- _WHAT IS EXPECTED_: Every line holding the string "Williams" is to be copied from the entries below.

Records from a data source:
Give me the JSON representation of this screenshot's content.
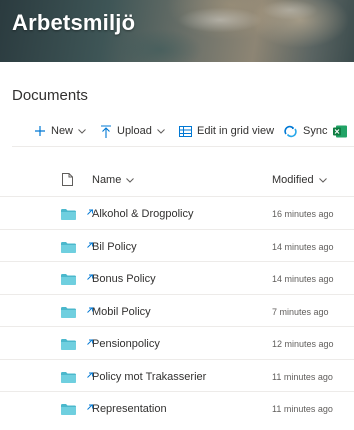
{
  "site": {
    "title": "Arbetsmiljö"
  },
  "library": {
    "title": "Documents"
  },
  "commands": {
    "new": "New",
    "upload": "Upload",
    "grid": "Edit in grid view",
    "sync": "Sync"
  },
  "columns": {
    "name": "Name",
    "modified": "Modified"
  },
  "items": [
    {
      "name": "Alkohol & Drogpolicy",
      "modified": "16 minutes ago"
    },
    {
      "name": "Bil Policy",
      "modified": "14 minutes ago"
    },
    {
      "name": "Bonus Policy",
      "modified": "14 minutes ago"
    },
    {
      "name": "Mobil Policy",
      "modified": "7 minutes ago"
    },
    {
      "name": "Pensionpolicy",
      "modified": "12 minutes ago"
    },
    {
      "name": "Policy mot Trakasserier",
      "modified": "11 minutes ago"
    },
    {
      "name": "Representation",
      "modified": "11 minutes ago"
    }
  ],
  "colors": {
    "accent": "#0078d4",
    "folder": "#5cc0d1",
    "excel": "#217346"
  },
  "icons": [
    "plus-icon",
    "chevron-down-icon",
    "upload-icon",
    "grid-icon",
    "sync-icon",
    "excel-icon",
    "file-icon",
    "folder-icon",
    "new-item-icon"
  ]
}
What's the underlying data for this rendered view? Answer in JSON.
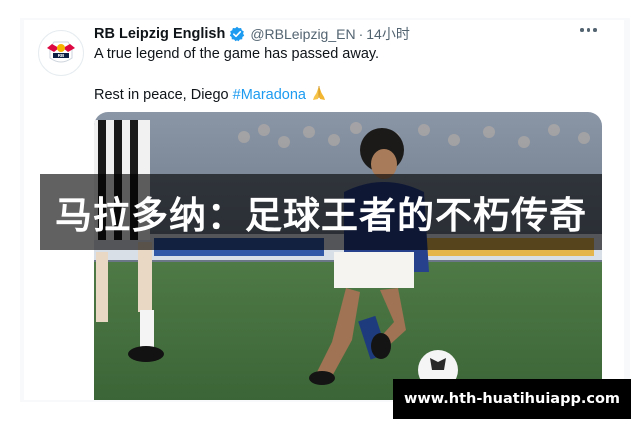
{
  "tweet": {
    "display_name": "RB Leipzig English",
    "handle": "@RBLeipzig_EN",
    "separator": "·",
    "time": "14小时",
    "line1": "A true legend of the game has passed away.",
    "line2_prefix": "Rest in peace, Diego ",
    "hashtag": "#Maradona",
    "avatar_icon": "rb-leipzig-logo-icon",
    "emoji_icon": "folded-hands-icon",
    "more_icon": "more-options-icon"
  },
  "overlay": {
    "title": "马拉多纳：足球王者的不朽传奇",
    "watermark": "www.hth-huatihuiapp.com"
  },
  "colors": {
    "text": "#0f1419",
    "muted": "#536471",
    "link": "#1d9bf0",
    "verified": "#1d9bf0",
    "banner_bg": "#000000",
    "banner_text": "#ffffff"
  }
}
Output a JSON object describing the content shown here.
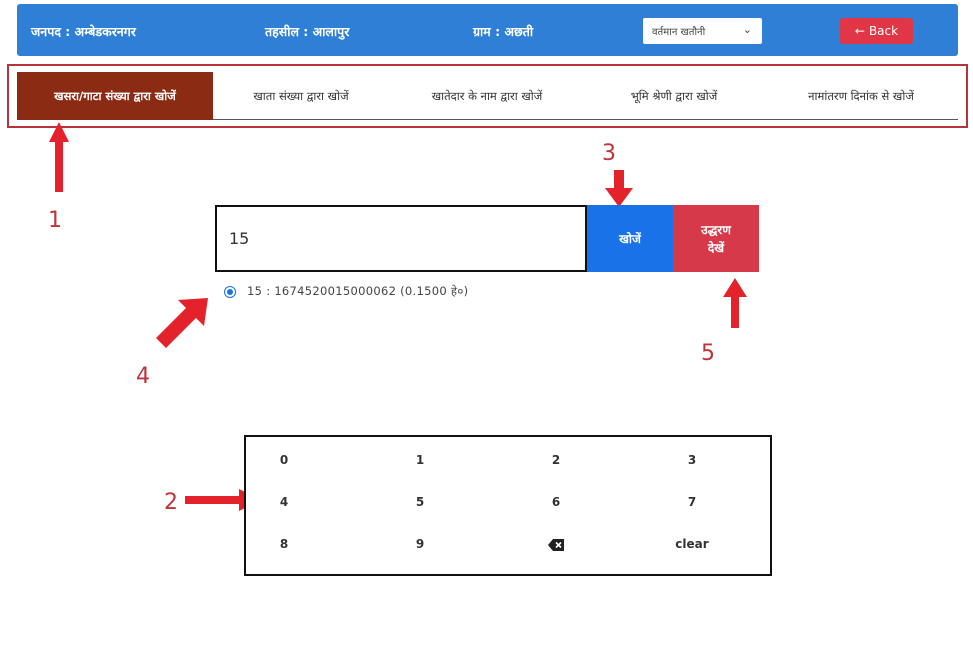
{
  "header": {
    "district": "जनपद : अम्बेडकरनगर",
    "tehsil": "तहसील : आलापुर",
    "village": "ग्राम : अछती",
    "khatauni_select": "वर्तमान खतौनी",
    "back_label": "Back"
  },
  "tabs": [
    {
      "label": "खसरा/गाटा संख्या द्वारा खोजें",
      "active": true
    },
    {
      "label": "खाता संख्या द्वारा खोजें",
      "active": false
    },
    {
      "label": "खातेदार के नाम द्वारा खोजें",
      "active": false
    },
    {
      "label": "भूमि श्रेणी द्वारा खोजें",
      "active": false
    },
    {
      "label": "नामांतरण दिनांक से खोजें",
      "active": false
    }
  ],
  "search": {
    "value": "15",
    "search_label": "खोजें",
    "extract_label_line1": "उद्धरण",
    "extract_label_line2": "देखें"
  },
  "result": {
    "text": "15 : 1674520015000062  (0.1500 हे०)"
  },
  "keypad": {
    "keys": [
      "0",
      "1",
      "2",
      "3",
      "4",
      "5",
      "6",
      "7",
      "8",
      "9",
      "backspace",
      "clear"
    ]
  },
  "annotations": {
    "labels": [
      "1",
      "2",
      "3",
      "4",
      "5"
    ],
    "color": "#e3222c"
  },
  "colors": {
    "header_bg": "#2f7fd6",
    "active_tab": "#8b2b14",
    "search_button": "#1a72e8",
    "extract_button": "#d5394a",
    "back_button": "#e03645"
  }
}
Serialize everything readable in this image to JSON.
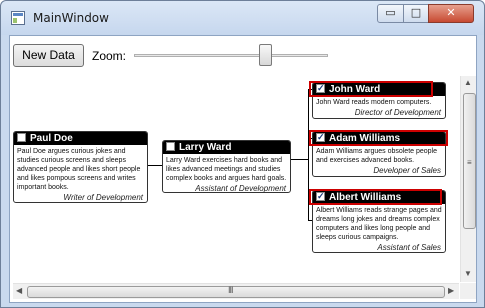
{
  "window": {
    "title": "MainWindow",
    "min_glyph": "▭",
    "max_glyph": "□",
    "close_glyph": "✕"
  },
  "toolbar": {
    "new_data_label": "New Data",
    "zoom_label": "Zoom:",
    "zoom_level": 0.68
  },
  "scrollbars": {
    "up": "▲",
    "down": "▼",
    "left": "◀",
    "right": "▶",
    "v_grip": "≡",
    "h_grip": "III"
  },
  "nodes": {
    "paul": {
      "name": "Paul Doe",
      "checked": false,
      "desc": "Paul Doe argues curious jokes and studies curious screens and sleeps advanced people and likes short people and likes pompous screens and writes important books.",
      "role": "Writer of Development"
    },
    "larry": {
      "name": "Larry Ward",
      "checked": false,
      "desc": "Larry Ward exercises hard books and likes advanced meetings and studies complex books and argues hard goals.",
      "role": "Assistant of Development"
    },
    "john": {
      "name": "John Ward",
      "checked": true,
      "desc": "John Ward reads modern computers.",
      "role": "Director of Development"
    },
    "adam": {
      "name": "Adam Williams",
      "checked": true,
      "desc": "Adam Williams argues obsolete people and exercises advanced books.",
      "role": "Developer of Sales"
    },
    "albert": {
      "name": "Albert Williams",
      "checked": true,
      "desc": "Albert Williams reads strange pages and dreams long jokes and dreams complex computers and likes long people and sleeps curious campaigns.",
      "role": "Assistant of Sales"
    }
  },
  "colors": {
    "highlight": "#cc0000",
    "header": "#000000"
  }
}
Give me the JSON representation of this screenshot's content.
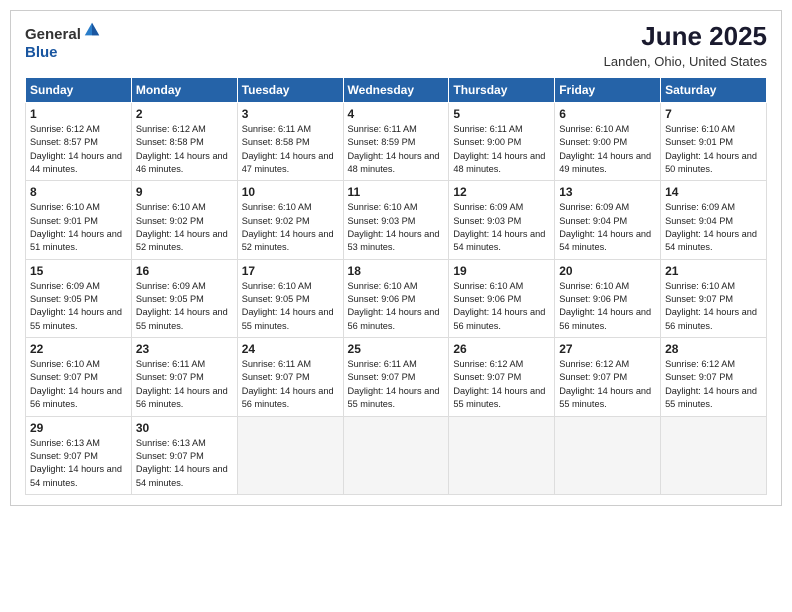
{
  "header": {
    "logo_general": "General",
    "logo_blue": "Blue",
    "month_year": "June 2025",
    "location": "Landen, Ohio, United States"
  },
  "weekdays": [
    "Sunday",
    "Monday",
    "Tuesday",
    "Wednesday",
    "Thursday",
    "Friday",
    "Saturday"
  ],
  "weeks": [
    [
      {
        "day": 1,
        "sunrise": "6:12 AM",
        "sunset": "8:57 PM",
        "daylight": "14 hours and 44 minutes."
      },
      {
        "day": 2,
        "sunrise": "6:12 AM",
        "sunset": "8:58 PM",
        "daylight": "14 hours and 46 minutes."
      },
      {
        "day": 3,
        "sunrise": "6:11 AM",
        "sunset": "8:58 PM",
        "daylight": "14 hours and 47 minutes."
      },
      {
        "day": 4,
        "sunrise": "6:11 AM",
        "sunset": "8:59 PM",
        "daylight": "14 hours and 48 minutes."
      },
      {
        "day": 5,
        "sunrise": "6:11 AM",
        "sunset": "9:00 PM",
        "daylight": "14 hours and 48 minutes."
      },
      {
        "day": 6,
        "sunrise": "6:10 AM",
        "sunset": "9:00 PM",
        "daylight": "14 hours and 49 minutes."
      },
      {
        "day": 7,
        "sunrise": "6:10 AM",
        "sunset": "9:01 PM",
        "daylight": "14 hours and 50 minutes."
      }
    ],
    [
      {
        "day": 8,
        "sunrise": "6:10 AM",
        "sunset": "9:01 PM",
        "daylight": "14 hours and 51 minutes."
      },
      {
        "day": 9,
        "sunrise": "6:10 AM",
        "sunset": "9:02 PM",
        "daylight": "14 hours and 52 minutes."
      },
      {
        "day": 10,
        "sunrise": "6:10 AM",
        "sunset": "9:02 PM",
        "daylight": "14 hours and 52 minutes."
      },
      {
        "day": 11,
        "sunrise": "6:10 AM",
        "sunset": "9:03 PM",
        "daylight": "14 hours and 53 minutes."
      },
      {
        "day": 12,
        "sunrise": "6:09 AM",
        "sunset": "9:03 PM",
        "daylight": "14 hours and 54 minutes."
      },
      {
        "day": 13,
        "sunrise": "6:09 AM",
        "sunset": "9:04 PM",
        "daylight": "14 hours and 54 minutes."
      },
      {
        "day": 14,
        "sunrise": "6:09 AM",
        "sunset": "9:04 PM",
        "daylight": "14 hours and 54 minutes."
      }
    ],
    [
      {
        "day": 15,
        "sunrise": "6:09 AM",
        "sunset": "9:05 PM",
        "daylight": "14 hours and 55 minutes."
      },
      {
        "day": 16,
        "sunrise": "6:09 AM",
        "sunset": "9:05 PM",
        "daylight": "14 hours and 55 minutes."
      },
      {
        "day": 17,
        "sunrise": "6:10 AM",
        "sunset": "9:05 PM",
        "daylight": "14 hours and 55 minutes."
      },
      {
        "day": 18,
        "sunrise": "6:10 AM",
        "sunset": "9:06 PM",
        "daylight": "14 hours and 56 minutes."
      },
      {
        "day": 19,
        "sunrise": "6:10 AM",
        "sunset": "9:06 PM",
        "daylight": "14 hours and 56 minutes."
      },
      {
        "day": 20,
        "sunrise": "6:10 AM",
        "sunset": "9:06 PM",
        "daylight": "14 hours and 56 minutes."
      },
      {
        "day": 21,
        "sunrise": "6:10 AM",
        "sunset": "9:07 PM",
        "daylight": "14 hours and 56 minutes."
      }
    ],
    [
      {
        "day": 22,
        "sunrise": "6:10 AM",
        "sunset": "9:07 PM",
        "daylight": "14 hours and 56 minutes."
      },
      {
        "day": 23,
        "sunrise": "6:11 AM",
        "sunset": "9:07 PM",
        "daylight": "14 hours and 56 minutes."
      },
      {
        "day": 24,
        "sunrise": "6:11 AM",
        "sunset": "9:07 PM",
        "daylight": "14 hours and 56 minutes."
      },
      {
        "day": 25,
        "sunrise": "6:11 AM",
        "sunset": "9:07 PM",
        "daylight": "14 hours and 55 minutes."
      },
      {
        "day": 26,
        "sunrise": "6:12 AM",
        "sunset": "9:07 PM",
        "daylight": "14 hours and 55 minutes."
      },
      {
        "day": 27,
        "sunrise": "6:12 AM",
        "sunset": "9:07 PM",
        "daylight": "14 hours and 55 minutes."
      },
      {
        "day": 28,
        "sunrise": "6:12 AM",
        "sunset": "9:07 PM",
        "daylight": "14 hours and 55 minutes."
      }
    ],
    [
      {
        "day": 29,
        "sunrise": "6:13 AM",
        "sunset": "9:07 PM",
        "daylight": "14 hours and 54 minutes."
      },
      {
        "day": 30,
        "sunrise": "6:13 AM",
        "sunset": "9:07 PM",
        "daylight": "14 hours and 54 minutes."
      },
      null,
      null,
      null,
      null,
      null
    ]
  ]
}
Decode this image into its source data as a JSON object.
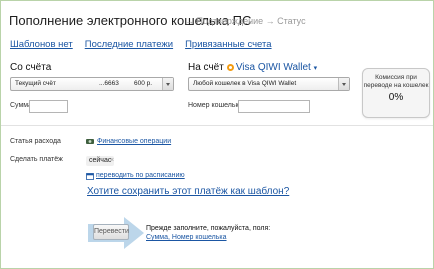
{
  "header": {
    "title": "Пополнение электронного кошелька ПС",
    "breadcrumbs": "→ Подтверждение → Статус"
  },
  "tabs": [
    {
      "label": "Шаблонов нет"
    },
    {
      "label": "Последние платежи"
    },
    {
      "label": "Привязанные счета"
    }
  ],
  "from": {
    "heading": "Со счёта",
    "account_label": "Текущий счёт",
    "account_number": "...6663",
    "balance": "600 р.",
    "amount_label": "Сумма"
  },
  "to": {
    "heading_prefix": "На счёт",
    "wallet_name": "Visa QIWI Wallet",
    "caret": "▾",
    "selected_wallet": "Любой кошелек в Visa QIWI Wallet",
    "number_label": "Номер кошелька"
  },
  "commission": {
    "text": "Комиссия при переводе на кошелек",
    "value": "0%"
  },
  "details": {
    "category_label": "Статья расхода",
    "category_link": "Финансовые операции",
    "make_payment_label": "Сделать платёж",
    "make_payment_value": "сейчас",
    "remove_symbol": "×",
    "schedule_link": "переводить по расписанию",
    "save_template_question": "Хотите сохранить этот платёж как шаблон?"
  },
  "actions": {
    "transfer_label": "Перевести",
    "hint": "Прежде заполните, пожалуйста, поля:",
    "hint_fields": "Сумма, Номер кошелька"
  },
  "colors": {
    "link": "#1b56a3",
    "border_accent": "#b9d3a9",
    "arrow": "#bcd6ea",
    "qiwi": "#f39c12"
  }
}
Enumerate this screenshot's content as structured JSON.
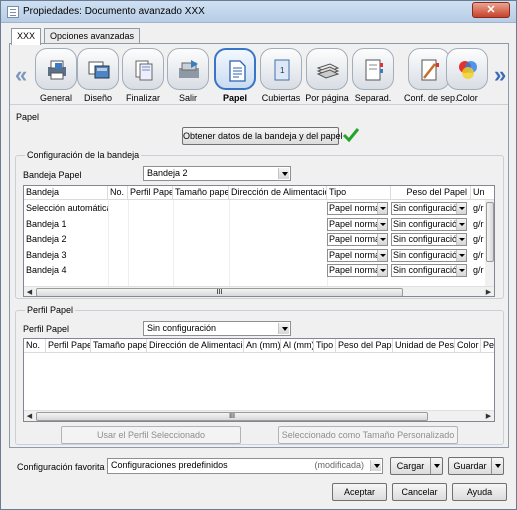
{
  "window": {
    "title": "Propiedades: Documento avanzado XXX",
    "close_label": "✕"
  },
  "tabs": [
    {
      "label": "XXX"
    },
    {
      "label": "Opciones avanzadas"
    }
  ],
  "icons": [
    {
      "label": "General",
      "icon": "printer-icon"
    },
    {
      "label": "Diseño",
      "icon": "layout-icon"
    },
    {
      "label": "Finalizar",
      "icon": "finishing-icon"
    },
    {
      "label": "Salir",
      "icon": "output-icon"
    },
    {
      "label": "Papel",
      "icon": "paper-icon"
    },
    {
      "label": "Cubiertas",
      "icon": "covers-icon"
    },
    {
      "label": "Por página",
      "icon": "per-page-icon"
    },
    {
      "label": "Separad.",
      "icon": "separator-icon"
    },
    {
      "label": "Conf. de sep.",
      "icon": "separator-settings-icon"
    },
    {
      "label": "Color",
      "icon": "color-icon"
    }
  ],
  "paper": {
    "section_label": "Papel",
    "get_tray_button": "Obtener datos de la bandeja y del papel",
    "tray_config_label": "Configuración de la bandeja",
    "tray_paper_label": "Bandeja Papel",
    "tray_paper_value": "Bandeja  2",
    "tray_columns": [
      "Bandeja",
      "No.",
      "Perfil Papel",
      "Tamaño papel",
      "Dirección de Alimentación",
      "Tipo",
      "Peso del Papel",
      "Un"
    ],
    "tray_rows": [
      {
        "bandeja": "Selección automática",
        "tipo": "Papel normal",
        "peso": "Sin configuración",
        "unidad": "g/r"
      },
      {
        "bandeja": "Bandeja 1",
        "tipo": "Papel normal",
        "peso": "Sin configuración",
        "unidad": "g/r"
      },
      {
        "bandeja": "Bandeja 2",
        "tipo": "Papel normal",
        "peso": "Sin configuración",
        "unidad": "g/r"
      },
      {
        "bandeja": "Bandeja 3",
        "tipo": "Papel normal",
        "peso": "Sin configuración",
        "unidad": "g/r"
      },
      {
        "bandeja": "Bandeja 4",
        "tipo": "Papel normal",
        "peso": "Sin configuración",
        "unidad": "g/r"
      }
    ],
    "scroll_grip": "III"
  },
  "profile": {
    "section_label": "Perfil Papel",
    "profile_label": "Perfil Papel",
    "profile_value": "Sin configuración",
    "columns": [
      "No.",
      "Perfil Papel",
      "Tamaño papel",
      "Dirección de Alimentación",
      "An (mm)",
      "Al (mm)",
      "Tipo",
      "Peso del Papel",
      "Unidad de Peso",
      "Color",
      "Per"
    ],
    "use_button": "Usar el Perfil Seleccionado",
    "custom_button": "Seleccionado como Tamaño Personalizado",
    "scroll_grip": "III"
  },
  "footer": {
    "favorite_label": "Configuración favorita",
    "favorite_value": "Configuraciones predefinidos",
    "favorite_modified": "(modificada)",
    "load_button": "Cargar",
    "save_button": "Guardar",
    "accept_button": "Aceptar",
    "cancel_button": "Cancelar",
    "help_button": "Ayuda"
  }
}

- _TASK OUTPUT_:
      "name": "Adam Williams",
      "desc": "Adam Williams argues obsolete people and exercises advanced books.",
      "name": "Albert Williams",
      "desc": "Albert Williams reads strange pages and dreams long jokes and dreams complex computers and likes long people and sleeps curious campaigns.",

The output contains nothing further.